2) Morning sickness. Some pregnant women worry that if they can't keep anything down because of their morning sickness, their babies won't get all the nutrients they need to keep on growing. But that's simply not true. As long as you're keeping yourself hydrated and you're taking your prenatal vitamins, you should't fret even if all you're eating is crackers and juice.

3) Labor will be unbearable. This used to be one I worried about all the time because no matter how much other women share about the experiences or how many books you read, you really don't know what's going to happen, until it happens. While labor hurts, there are many options for you to ease your pain. So learn about them and have a plan. And please try to remember that women have given birth since the beginning of time.

4) Birth defects. I tried not to think about this one too much, but some times I couldn't help it. And then, I learned that the risk of having a baby with birth defects of any kind is only 4 percent. In other words, it's not null, but it's highly unlikely.

5) Having a preemie. What if I go into labor early? It's a legitimate concern for sure. But the good thing is that there are several things you can do to prevent this. For starters, don't forget to take folic acid every day. Ideally, you start taking it way before you even start to get pregnant. Women who take folic acid are 70 less likely to deliver early.

6) Not being a good mom.

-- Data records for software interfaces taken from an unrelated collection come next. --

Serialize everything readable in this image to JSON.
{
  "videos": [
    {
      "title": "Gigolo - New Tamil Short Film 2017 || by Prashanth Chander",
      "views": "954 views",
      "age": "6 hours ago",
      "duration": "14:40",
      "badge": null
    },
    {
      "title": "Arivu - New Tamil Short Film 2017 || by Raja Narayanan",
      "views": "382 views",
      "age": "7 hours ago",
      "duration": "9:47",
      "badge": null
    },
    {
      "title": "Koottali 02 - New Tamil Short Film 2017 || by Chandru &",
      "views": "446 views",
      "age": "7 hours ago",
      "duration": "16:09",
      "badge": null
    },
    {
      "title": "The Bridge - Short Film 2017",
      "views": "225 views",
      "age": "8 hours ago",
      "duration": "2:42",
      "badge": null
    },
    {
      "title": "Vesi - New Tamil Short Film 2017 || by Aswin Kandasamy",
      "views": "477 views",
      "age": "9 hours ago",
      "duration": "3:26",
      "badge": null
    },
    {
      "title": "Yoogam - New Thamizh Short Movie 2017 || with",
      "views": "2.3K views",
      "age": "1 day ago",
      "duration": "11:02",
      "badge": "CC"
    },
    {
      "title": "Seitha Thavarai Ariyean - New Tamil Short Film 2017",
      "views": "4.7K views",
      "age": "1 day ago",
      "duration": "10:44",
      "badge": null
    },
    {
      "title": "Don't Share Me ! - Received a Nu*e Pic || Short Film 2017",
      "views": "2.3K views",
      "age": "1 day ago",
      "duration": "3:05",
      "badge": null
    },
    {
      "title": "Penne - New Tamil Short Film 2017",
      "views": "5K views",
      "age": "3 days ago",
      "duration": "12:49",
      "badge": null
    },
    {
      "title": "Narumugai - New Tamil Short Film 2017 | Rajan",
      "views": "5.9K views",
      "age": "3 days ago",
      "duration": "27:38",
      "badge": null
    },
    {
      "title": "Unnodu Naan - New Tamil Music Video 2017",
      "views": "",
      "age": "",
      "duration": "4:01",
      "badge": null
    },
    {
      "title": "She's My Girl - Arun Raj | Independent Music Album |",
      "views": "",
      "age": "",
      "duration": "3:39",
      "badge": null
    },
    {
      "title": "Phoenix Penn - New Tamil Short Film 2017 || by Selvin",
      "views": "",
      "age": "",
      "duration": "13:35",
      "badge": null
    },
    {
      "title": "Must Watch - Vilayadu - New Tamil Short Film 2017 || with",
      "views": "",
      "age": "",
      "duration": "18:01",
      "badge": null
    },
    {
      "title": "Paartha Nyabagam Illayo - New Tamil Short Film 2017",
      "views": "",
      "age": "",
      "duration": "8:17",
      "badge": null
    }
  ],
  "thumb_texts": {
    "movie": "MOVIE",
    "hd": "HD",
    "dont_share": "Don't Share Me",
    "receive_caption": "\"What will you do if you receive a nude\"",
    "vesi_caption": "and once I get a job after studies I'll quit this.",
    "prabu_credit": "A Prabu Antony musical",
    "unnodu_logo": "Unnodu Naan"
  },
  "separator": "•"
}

It's normal to worry about not being able to do all the things new moms have to do because you've never done them, and you simply don't know what to expect. I'm not going to lie to you, it's not easy, but you can do it. Just give it some time and you'll see it get easier and easier the more you get used to your new situation.

Topics: about pregnancy  childbirth  early pregnancy  first pregnancy  miscarriage  pregnant